The truth is that an influencer can be anyone else who talks about your brand or what you are selling. Ideally, it is someone with a bigger audience, or at least a different audience than yours, who people trust.
If you are a mortgage lender, for example, an “influencer” might be a real estate agent partner. If you sell hair care products, an influencer could be anyone from a popular beauty blogger, to your local downtown business association.
Don’t make the mistake of thinking that if you don’t have a “sexy” or consumer-driven product, influencers are out of your reach. They aren’t – it’s just about thinking who else your target audience might be listening to or what else they might be interested in.
3. Rich text content
Rich text content can seem like one of those terms that only web developers or coders understand.
But when it comes to digital marketing, rich text content is actually much simpler – it is a text that includes other variables, such as links (to pages on your own website or others), graphics, and potentially charts or videos.
4. Conversion paths
A conversion path is simply the sequence of steps a visitor takes to become a customer.
Often, a marketer sets the conversion path they want the visitor to follow.
For instance, if someone comes to your website, signs up for your newsletter via a call to action button and landing page, and then becomes a customer after receiving your newsletters – that’s a conversion path!
This is a simplified example – they can be much more complex depending on the number of stages.
5. Conversion strategy
Similar to a conversion path, the conversion strategy is what you use to determine the path your customers take.
You might divide your conversion strategy by buyer’s journey stage, or by buyer persona.
6. Landing Page
A landing page is simply a page on your website where traffic is directed for a specific offer.

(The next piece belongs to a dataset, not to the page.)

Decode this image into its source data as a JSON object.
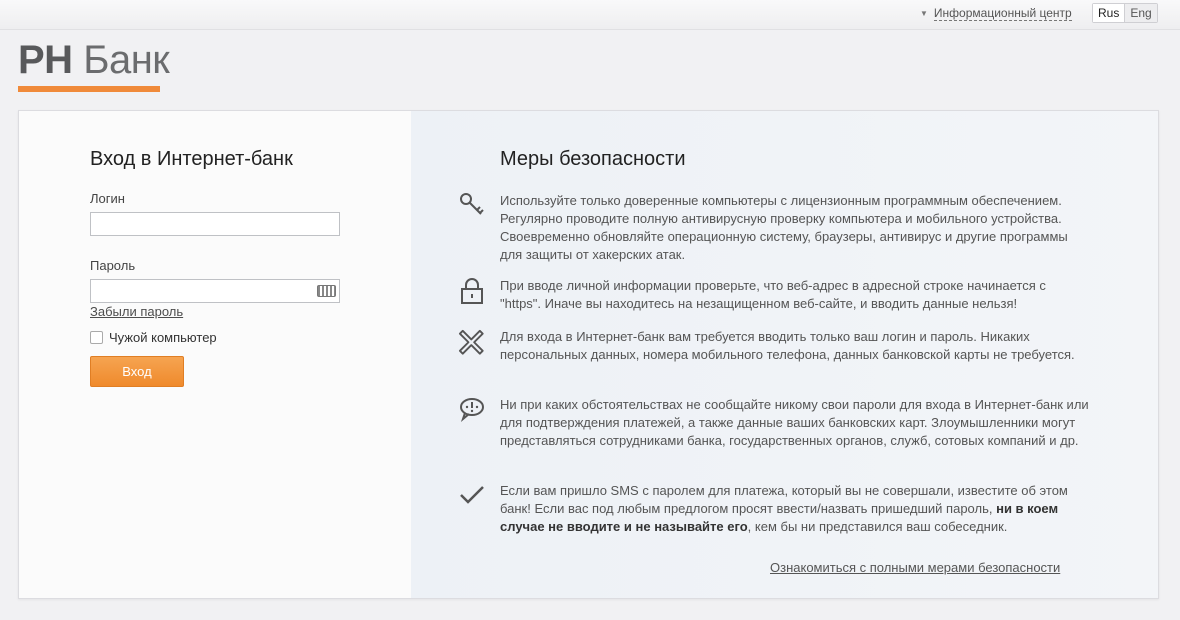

For instance, if you were to publish an eBook, you might have a landing page where interested readers would go to enter their email to receive a copy of your eBook.
If you are running a Facebook ad, you could set up a landing page for traffic from the Facebook ad. This allows you to know exactly how many people have visited from a specific source and is a great way to measure results.
Usability refers to the layout of your website, app, or digital content. It is the measure of how easy it is to get around the content.
This usually refers to the design, but it can also be improved through your conversion strategy and path. If customers aren’t following your designed path, examine the usability.
8. At (@) Mention
An at (@) mention is how you tag people or brands on social media platforms. For instance, if you were publishing a blog post on Twitter and wanted to share it with a client, you could at (@) mention them by using their handle – @CompanyName.
9. Hashtag (#)
A hashtag is a way of showing your social media content to a wider audience. You can use hashtags to filter your content into conversations that others are having.
If you write a blog post about marketing to homebuyers for instance, you could look up hashtags that real estate agents are using.
Some platforms, like Twitter, also share trending hashtags that you can use to take part in active conversations in a timely manner.
10. DM vs. PM
A DM is a direct message and a PM (in digital marketing terms) is a private message. Both mean the same thing – it is when you encourage a prospect or message a prospect privately through social media instead of tagging them publicly or continuing the conversation in public comments.
While they both mean the same thing, DM is often less confusing than PM as PM can have multiple meanings – time (1 p.m., for example), short-form for Prime Minister, etc.
We hope this helps clear up any digital marketing term confusion you might have had! If there’s an acronym or phrase that still has you scratching your head, feel free to DM us (You know what that means now!) and we’ll break it down.
Or, you can contact us for buzzword-free, understandable digital marketing, and project management today by calling 647-880-9709 or visiting www.thepurposecompany.ca.